Genre: Black Metal
Release Date: September 10, 2020
For Fans Of: Wachenfeldt, Mistur, Malokarpatan
Leviathan (no, not Scar-Sighted Leviathan) hail from Sweden, and play a brand of black metal that blends in well with 2nd wave black metal, albeit with a much better production job than many of their predecessors. They released their debut album in 2002. After that they promptly did nothing for 18 years before releasing a follow-up. With all of that waiting, one would hope that Leviathan spent at least some of that time finely tuning their next release. We’ll see if they did enough for this album to tread water.
Förmörkelse starts off on the right foot with a great intro.
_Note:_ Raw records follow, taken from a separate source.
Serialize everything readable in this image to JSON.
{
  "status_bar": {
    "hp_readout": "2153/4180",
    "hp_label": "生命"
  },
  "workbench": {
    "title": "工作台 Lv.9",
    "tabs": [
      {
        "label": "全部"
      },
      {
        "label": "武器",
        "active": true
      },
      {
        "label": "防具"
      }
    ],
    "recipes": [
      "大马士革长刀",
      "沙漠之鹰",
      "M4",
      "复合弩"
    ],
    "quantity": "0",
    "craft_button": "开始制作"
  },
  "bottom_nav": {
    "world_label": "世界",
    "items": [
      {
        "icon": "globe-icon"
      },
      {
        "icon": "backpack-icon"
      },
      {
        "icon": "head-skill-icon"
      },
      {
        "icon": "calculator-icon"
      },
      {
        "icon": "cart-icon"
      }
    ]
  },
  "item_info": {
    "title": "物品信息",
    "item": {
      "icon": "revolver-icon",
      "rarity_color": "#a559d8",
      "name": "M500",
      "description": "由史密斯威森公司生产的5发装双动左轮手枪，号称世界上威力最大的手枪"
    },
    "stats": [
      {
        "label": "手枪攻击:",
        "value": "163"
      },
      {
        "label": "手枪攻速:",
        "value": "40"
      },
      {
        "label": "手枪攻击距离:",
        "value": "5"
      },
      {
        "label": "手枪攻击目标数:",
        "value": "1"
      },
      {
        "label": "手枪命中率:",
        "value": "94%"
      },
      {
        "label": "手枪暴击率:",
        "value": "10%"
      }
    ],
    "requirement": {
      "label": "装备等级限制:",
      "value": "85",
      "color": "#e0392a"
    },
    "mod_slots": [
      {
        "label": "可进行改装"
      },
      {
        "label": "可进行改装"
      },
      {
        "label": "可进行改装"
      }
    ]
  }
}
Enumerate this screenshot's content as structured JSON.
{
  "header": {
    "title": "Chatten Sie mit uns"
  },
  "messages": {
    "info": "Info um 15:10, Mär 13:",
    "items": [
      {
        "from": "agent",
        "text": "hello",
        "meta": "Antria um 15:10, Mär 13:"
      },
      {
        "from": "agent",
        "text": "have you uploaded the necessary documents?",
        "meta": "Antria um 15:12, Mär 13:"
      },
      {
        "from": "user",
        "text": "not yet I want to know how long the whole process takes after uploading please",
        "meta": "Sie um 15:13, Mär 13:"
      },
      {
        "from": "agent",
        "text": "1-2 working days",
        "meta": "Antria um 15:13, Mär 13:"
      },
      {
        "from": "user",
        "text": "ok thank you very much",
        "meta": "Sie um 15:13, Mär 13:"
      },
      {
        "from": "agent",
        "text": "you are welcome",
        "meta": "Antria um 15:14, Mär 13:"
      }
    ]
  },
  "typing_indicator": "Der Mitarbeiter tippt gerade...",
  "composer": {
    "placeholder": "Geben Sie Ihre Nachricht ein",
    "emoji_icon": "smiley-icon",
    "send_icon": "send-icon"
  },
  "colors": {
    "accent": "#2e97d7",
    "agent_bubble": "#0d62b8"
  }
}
This intro doesn’t last too long, manages to lead deftly into the first proper track and get that song’s riff stuck in your head right off the bat, and properly subjects the listener to a small flow of dark and sinister atmosphere that will eventually rise into a tidal wave that never disappears until the last note of the album. Most intro tracks deserve to be skipped, but this one succeeds in its role.
Despite that tidal wave of atmosphere, smooth sailing prevails for the first couple tracks. The opening riff on the first proper song hasn’t left my head since I first heard it and marks the high point of this release. The riffs help the first couple of tracks make the leap from mediocre to excellent black metal. The band provides all of the necessary parts for this to happen: the excellent production, the deep drumming, and the powerful production all form an undercurrent that drags these songs towards a great place. It would all be for naught if the songwriting was absent, but it shows up with excess. For now.
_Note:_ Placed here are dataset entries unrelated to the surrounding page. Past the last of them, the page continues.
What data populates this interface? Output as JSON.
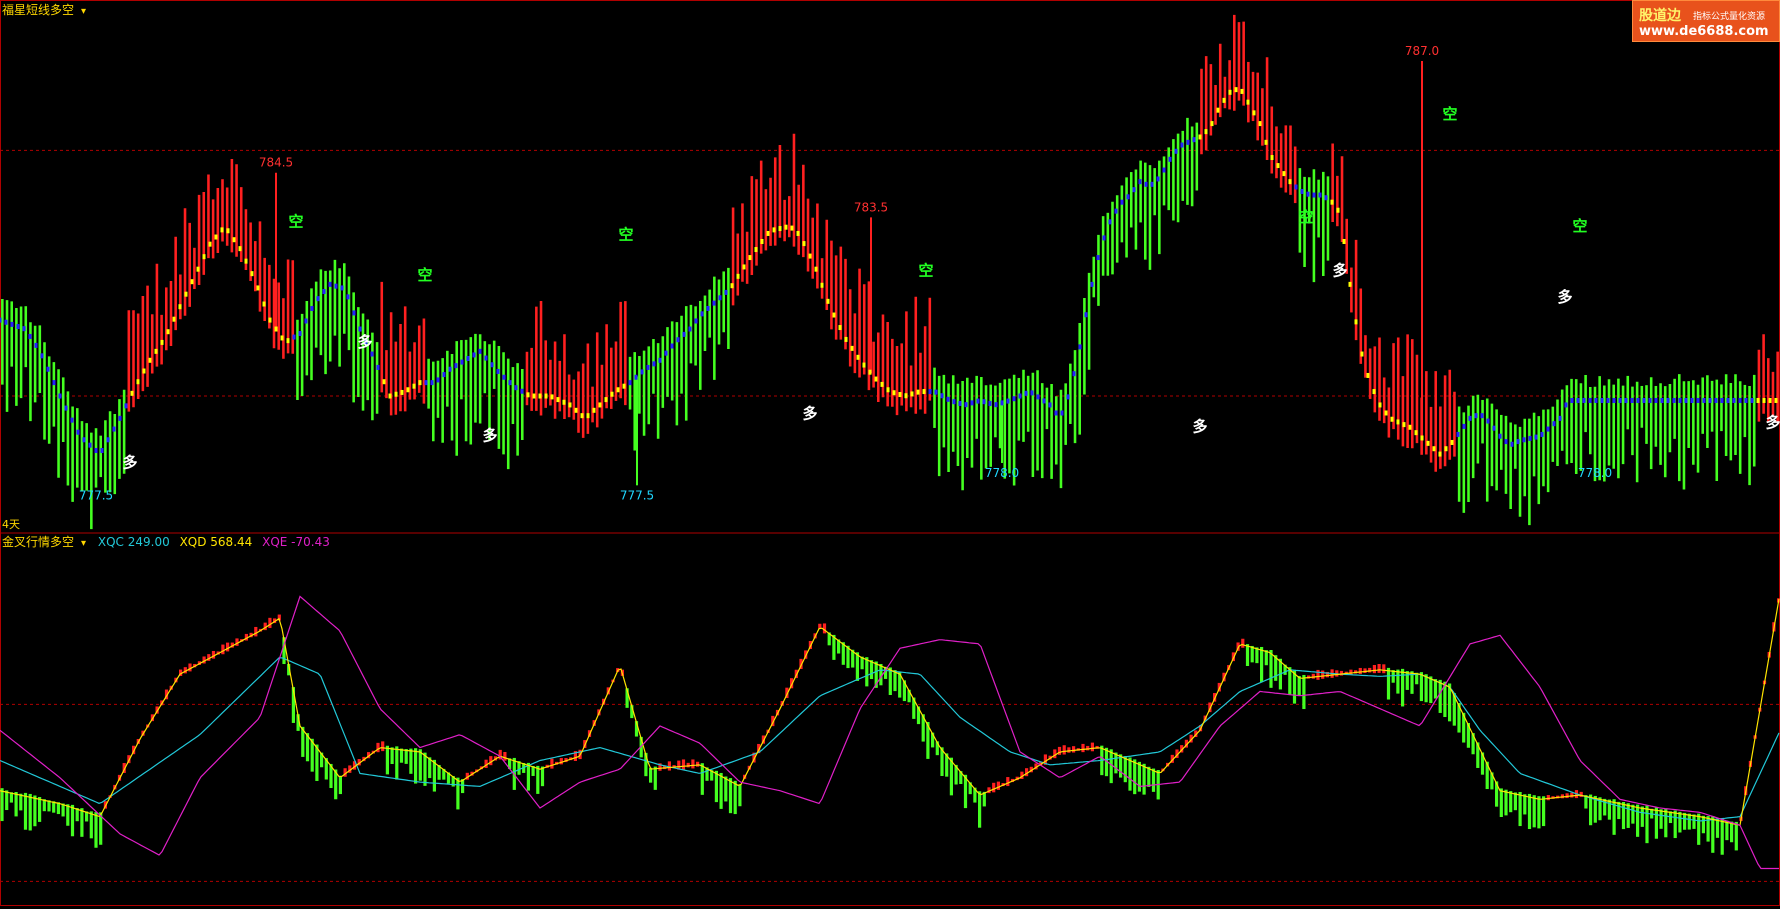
{
  "top_panel": {
    "title": "福星短线多空",
    "price_labels": [
      "784.5",
      "783.5",
      "787.0",
      "777.5",
      "777.5",
      "778.0",
      "778.0"
    ],
    "signal_long": "多",
    "signal_short": "空"
  },
  "period_label": "4天",
  "bottom_panel": {
    "title": "金叉行情多空",
    "xqc": "XQC 249.00",
    "xqd": "XQD 568.44",
    "xqe": "XQE -70.43"
  },
  "logo": {
    "line1": "股道边",
    "line2": "指标公式量化资源",
    "line3": "www.de6688.com"
  },
  "colors": {
    "background": "#000000",
    "up": "#ff2020",
    "down": "#44ff20",
    "frame": "#b00000",
    "mid": "#ffff00",
    "trend_up": "#ffff00",
    "trend_down": "#2222ff",
    "xqc": "#22c8d8",
    "xqd": "#ffe400",
    "xqe": "#e020c8",
    "high_label": "#ff3030",
    "low_label": "#20d8ff"
  },
  "chart_data": [
    {
      "type": "bar",
      "title": "福星短线多空",
      "ylim": [
        776.5,
        788.3
      ],
      "n_bars": 380,
      "grid": "dashed-horizontal",
      "points": [
        [
          0,
          781.2
        ],
        [
          25,
          781.0
        ],
        [
          40,
          780.5
        ],
        [
          60,
          779.5
        ],
        [
          80,
          778.6
        ],
        [
          100,
          778.2
        ],
        [
          120,
          779.0
        ],
        [
          135,
          779.7
        ],
        [
          150,
          780.3
        ],
        [
          165,
          780.8
        ],
        [
          180,
          781.5
        ],
        [
          195,
          782.2
        ],
        [
          210,
          782.9
        ],
        [
          225,
          783.3
        ],
        [
          240,
          782.8
        ],
        [
          255,
          782.1
        ],
        [
          270,
          781.2
        ],
        [
          285,
          780.7
        ],
        [
          300,
          780.9
        ],
        [
          315,
          781.6
        ],
        [
          330,
          782.0
        ],
        [
          345,
          781.9
        ],
        [
          360,
          781.0
        ],
        [
          375,
          780.3
        ],
        [
          390,
          779.5
        ],
        [
          405,
          779.6
        ],
        [
          420,
          779.8
        ],
        [
          435,
          779.8
        ],
        [
          450,
          780.1
        ],
        [
          465,
          780.3
        ],
        [
          480,
          780.5
        ],
        [
          500,
          780.0
        ],
        [
          515,
          779.7
        ],
        [
          530,
          779.5
        ],
        [
          550,
          779.5
        ],
        [
          570,
          779.3
        ],
        [
          585,
          779.0
        ],
        [
          600,
          779.3
        ],
        [
          615,
          779.6
        ],
        [
          630,
          779.8
        ],
        [
          645,
          780.1
        ],
        [
          660,
          780.3
        ],
        [
          675,
          780.7
        ],
        [
          690,
          781.0
        ],
        [
          700,
          781.3
        ],
        [
          715,
          781.6
        ],
        [
          730,
          781.9
        ],
        [
          750,
          782.6
        ],
        [
          770,
          783.2
        ],
        [
          790,
          783.3
        ],
        [
          800,
          783.1
        ],
        [
          815,
          782.4
        ],
        [
          830,
          781.5
        ],
        [
          845,
          780.8
        ],
        [
          860,
          780.3
        ],
        [
          875,
          779.9
        ],
        [
          890,
          779.6
        ],
        [
          905,
          779.5
        ],
        [
          920,
          779.6
        ],
        [
          935,
          779.6
        ],
        [
          950,
          779.4
        ],
        [
          965,
          779.3
        ],
        [
          980,
          779.4
        ],
        [
          995,
          779.3
        ],
        [
          1010,
          779.4
        ],
        [
          1030,
          779.6
        ],
        [
          1050,
          779.3
        ],
        [
          1060,
          779.0
        ],
        [
          1070,
          779.6
        ],
        [
          1080,
          780.6
        ],
        [
          1090,
          781.8
        ],
        [
          1100,
          782.8
        ],
        [
          1110,
          783.4
        ],
        [
          1120,
          783.8
        ],
        [
          1130,
          784.0
        ],
        [
          1140,
          784.3
        ],
        [
          1150,
          784.2
        ],
        [
          1160,
          784.4
        ],
        [
          1170,
          784.8
        ],
        [
          1180,
          785.1
        ],
        [
          1190,
          785.2
        ],
        [
          1200,
          785.3
        ],
        [
          1210,
          785.5
        ],
        [
          1220,
          786.0
        ],
        [
          1230,
          786.3
        ],
        [
          1240,
          786.4
        ],
        [
          1250,
          786.0
        ],
        [
          1260,
          785.6
        ],
        [
          1270,
          784.9
        ],
        [
          1280,
          784.6
        ],
        [
          1290,
          784.3
        ],
        [
          1300,
          784.1
        ],
        [
          1310,
          784.0
        ],
        [
          1320,
          784.0
        ],
        [
          1330,
          783.9
        ],
        [
          1340,
          783.6
        ],
        [
          1350,
          782.0
        ],
        [
          1360,
          780.6
        ],
        [
          1370,
          779.8
        ],
        [
          1380,
          779.3
        ],
        [
          1390,
          779.0
        ],
        [
          1400,
          778.9
        ],
        [
          1410,
          778.8
        ],
        [
          1420,
          778.6
        ],
        [
          1430,
          778.4
        ],
        [
          1440,
          778.2
        ],
        [
          1450,
          778.4
        ],
        [
          1460,
          778.7
        ],
        [
          1470,
          779.0
        ],
        [
          1480,
          779.1
        ],
        [
          1490,
          778.9
        ],
        [
          1500,
          778.6
        ],
        [
          1510,
          778.4
        ],
        [
          1520,
          778.5
        ],
        [
          1540,
          778.6
        ],
        [
          1560,
          779.0
        ],
        [
          1568,
          779.4
        ]
      ],
      "annotations": [
        {
          "i": 276,
          "v": 784.5,
          "text": "784.5",
          "kind": "high"
        },
        {
          "i": 871,
          "v": 783.5,
          "text": "783.5",
          "kind": "high"
        },
        {
          "i": 1422,
          "v": 787.0,
          "text": "787.0",
          "kind": "high"
        },
        {
          "i": 96,
          "v": 777.5,
          "text": "777.5",
          "kind": "low"
        },
        {
          "i": 637,
          "v": 777.5,
          "text": "777.5",
          "kind": "low"
        },
        {
          "i": 1002,
          "v": 778.0,
          "text": "778.0",
          "kind": "low"
        },
        {
          "i": 1595,
          "v": 778.0,
          "text": "778.0",
          "kind": "low"
        }
      ],
      "signals": [
        {
          "i": 130,
          "v": 777.9,
          "text": "多"
        },
        {
          "i": 365,
          "v": 780.6,
          "text": "多"
        },
        {
          "i": 490,
          "v": 778.5,
          "text": "多"
        },
        {
          "i": 810,
          "v": 779.0,
          "text": "多"
        },
        {
          "i": 1200,
          "v": 778.7,
          "text": "多"
        },
        {
          "i": 1340,
          "v": 782.2,
          "text": "多"
        },
        {
          "i": 1565,
          "v": 781.6,
          "text": "多"
        },
        {
          "i": 1773,
          "v": 778.8,
          "text": "多"
        },
        {
          "i": 296,
          "v": 783.3,
          "text": "空"
        },
        {
          "i": 425,
          "v": 782.1,
          "text": "空"
        },
        {
          "i": 626,
          "v": 783.0,
          "text": "空"
        },
        {
          "i": 926,
          "v": 782.2,
          "text": "空"
        },
        {
          "i": 1306,
          "v": 783.4,
          "text": "空"
        },
        {
          "i": 1450,
          "v": 785.7,
          "text": "空"
        },
        {
          "i": 1580,
          "v": 783.2,
          "text": "空"
        }
      ],
      "trend_regime": [
        {
          "from": 0,
          "to": 128,
          "dir": "down"
        },
        {
          "from": 128,
          "to": 293,
          "dir": "up"
        },
        {
          "from": 293,
          "to": 380,
          "dir": "down"
        },
        {
          "from": 380,
          "to": 424,
          "dir": "up"
        },
        {
          "from": 424,
          "to": 525,
          "dir": "down"
        },
        {
          "from": 525,
          "to": 628,
          "dir": "up"
        },
        {
          "from": 628,
          "to": 730,
          "dir": "down"
        },
        {
          "from": 730,
          "to": 930,
          "dir": "up"
        },
        {
          "from": 930,
          "to": 1200,
          "dir": "down"
        },
        {
          "from": 1200,
          "to": 1296,
          "dir": "up"
        },
        {
          "from": 1296,
          "to": 1330,
          "dir": "down"
        },
        {
          "from": 1330,
          "to": 1455,
          "dir": "up"
        },
        {
          "from": 1455,
          "to": 1580,
          "dir": "down"
        },
        {
          "from": 1580,
          "to": 1755,
          "dir": "down"
        },
        {
          "from": 1755,
          "to": 1780,
          "dir": "up"
        }
      ]
    },
    {
      "type": "line",
      "title": "金叉行情多空",
      "ylim": [
        -150,
        700
      ],
      "grid": "dashed-horizontal",
      "series": [
        {
          "name": "XQC",
          "points": [
            [
              0,
              180
            ],
            [
              100,
              80
            ],
            [
              200,
              240
            ],
            [
              280,
              420
            ],
            [
              320,
              380
            ],
            [
              360,
              150
            ],
            [
              420,
              130
            ],
            [
              480,
              120
            ],
            [
              540,
              180
            ],
            [
              600,
              210
            ],
            [
              660,
              170
            ],
            [
              700,
              150
            ],
            [
              760,
              200
            ],
            [
              820,
              330
            ],
            [
              880,
              390
            ],
            [
              920,
              380
            ],
            [
              960,
              280
            ],
            [
              1010,
              200
            ],
            [
              1050,
              170
            ],
            [
              1100,
              180
            ],
            [
              1160,
              200
            ],
            [
              1200,
              260
            ],
            [
              1240,
              340
            ],
            [
              1290,
              390
            ],
            [
              1340,
              380
            ],
            [
              1380,
              375
            ],
            [
              1420,
              380
            ],
            [
              1450,
              350
            ],
            [
              1480,
              250
            ],
            [
              1520,
              150
            ],
            [
              1580,
              100
            ],
            [
              1640,
              60
            ],
            [
              1700,
              40
            ],
            [
              1740,
              50
            ],
            [
              1780,
              249
            ]
          ]
        },
        {
          "name": "XQD",
          "points": [
            [
              0,
              110
            ],
            [
              60,
              80
            ],
            [
              100,
              50
            ],
            [
              140,
              230
            ],
            [
              180,
              380
            ],
            [
              220,
              430
            ],
            [
              260,
              480
            ],
            [
              280,
              510
            ],
            [
              300,
              260
            ],
            [
              340,
              140
            ],
            [
              380,
              210
            ],
            [
              420,
              200
            ],
            [
              460,
              130
            ],
            [
              500,
              190
            ],
            [
              540,
              160
            ],
            [
              580,
              190
            ],
            [
              620,
              400
            ],
            [
              650,
              160
            ],
            [
              700,
              170
            ],
            [
              740,
              120
            ],
            [
              780,
              300
            ],
            [
              820,
              490
            ],
            [
              860,
              420
            ],
            [
              900,
              380
            ],
            [
              940,
              210
            ],
            [
              980,
              100
            ],
            [
              1020,
              140
            ],
            [
              1060,
              200
            ],
            [
              1100,
              210
            ],
            [
              1160,
              150
            ],
            [
              1200,
              250
            ],
            [
              1240,
              450
            ],
            [
              1270,
              430
            ],
            [
              1300,
              370
            ],
            [
              1340,
              380
            ],
            [
              1380,
              390
            ],
            [
              1420,
              380
            ],
            [
              1450,
              350
            ],
            [
              1500,
              110
            ],
            [
              1540,
              90
            ],
            [
              1580,
              100
            ],
            [
              1640,
              70
            ],
            [
              1700,
              50
            ],
            [
              1740,
              30
            ],
            [
              1780,
              568
            ]
          ]
        },
        {
          "name": "XQE",
          "points": [
            [
              0,
              250
            ],
            [
              60,
              140
            ],
            [
              120,
              10
            ],
            [
              160,
              -40
            ],
            [
              200,
              140
            ],
            [
              260,
              280
            ],
            [
              300,
              560
            ],
            [
              340,
              480
            ],
            [
              380,
              300
            ],
            [
              420,
              210
            ],
            [
              460,
              240
            ],
            [
              500,
              190
            ],
            [
              540,
              70
            ],
            [
              580,
              130
            ],
            [
              620,
              160
            ],
            [
              660,
              260
            ],
            [
              700,
              220
            ],
            [
              740,
              130
            ],
            [
              780,
              110
            ],
            [
              820,
              80
            ],
            [
              860,
              300
            ],
            [
              900,
              440
            ],
            [
              940,
              460
            ],
            [
              980,
              450
            ],
            [
              1020,
              200
            ],
            [
              1060,
              140
            ],
            [
              1100,
              190
            ],
            [
              1140,
              120
            ],
            [
              1180,
              130
            ],
            [
              1220,
              260
            ],
            [
              1260,
              340
            ],
            [
              1300,
              330
            ],
            [
              1340,
              340
            ],
            [
              1380,
              300
            ],
            [
              1420,
              260
            ],
            [
              1470,
              450
            ],
            [
              1500,
              470
            ],
            [
              1540,
              350
            ],
            [
              1580,
              180
            ],
            [
              1620,
              90
            ],
            [
              1660,
              70
            ],
            [
              1700,
              60
            ],
            [
              1740,
              30
            ],
            [
              1760,
              -70
            ]
          ]
        }
      ],
      "legend_values": {
        "XQC": 249.0,
        "XQD": 568.44,
        "XQE": -70.43
      }
    }
  ]
}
None of those undercurrent factors disappear throughout Förmörkelse, but my enthusiasm for them does. As the album trudges on, the quality feels like it slowly drowns beyond the ocean shelf. Despite their excellence, the first few tracks spring some leaks that never get addressed. First, they sound too similar to each other, down to the tempo and the style of the riffing. This isn’t a problem for two tracks, but as you go farther and farther into the album this tiny crack in quality widens into a chasm. Second, the early tracks tend to meander and stagnate. I don’t mind because I enjoy the waters they are meandering through. As that enjoyment wanes, so does my forgiveness for this record’s flaws.
I stopped caring about anything on this album after the fourth track. An interlude that splits up the second half of the record learns nothing from the excellent intro and provides no value to the record at all, and the actual tracks don’t fare much better. Everything slipped out of my mind like a baseball off a duck’s back. Leviathan don’t commit any grand sins to cause this, they just let their sound stagnate too much. Nothing past the first few songs comes close to matching their energy, and that one riff in the beginning remains the undisputed high point of this record. The atmosphere remains appropriately sinister, the drumming and vocals never really falter, but without the melodies to back it up this feels like an empty stage with excellent lighting.
Förmörkelse isn’t all bad. The first few tracks have forced their way into my head and don’t seem to be leaving. Even the parts of this record that I’ve been rather unhappy about contain plenty of redeeming factors. It isn’t enough for me, but die-hard black metal fans will definitely appreciate this more than I do. I’ve heard worse albums, but in a year packed with excellent black metal albums, Förmörkelse does not lead the pack. You should keep a close watch on their next release when it comes out in 2038, but until then I won’t spend too much time with Leviathan.
Rating: 5 / 10
- Avgrundens Aterksken
- Verklighetens Vav
- En Tidlos Illvilja
- Melankolins Avja
- Babylons Sand
- Pestens Sigill
Total Playing Time: 48:15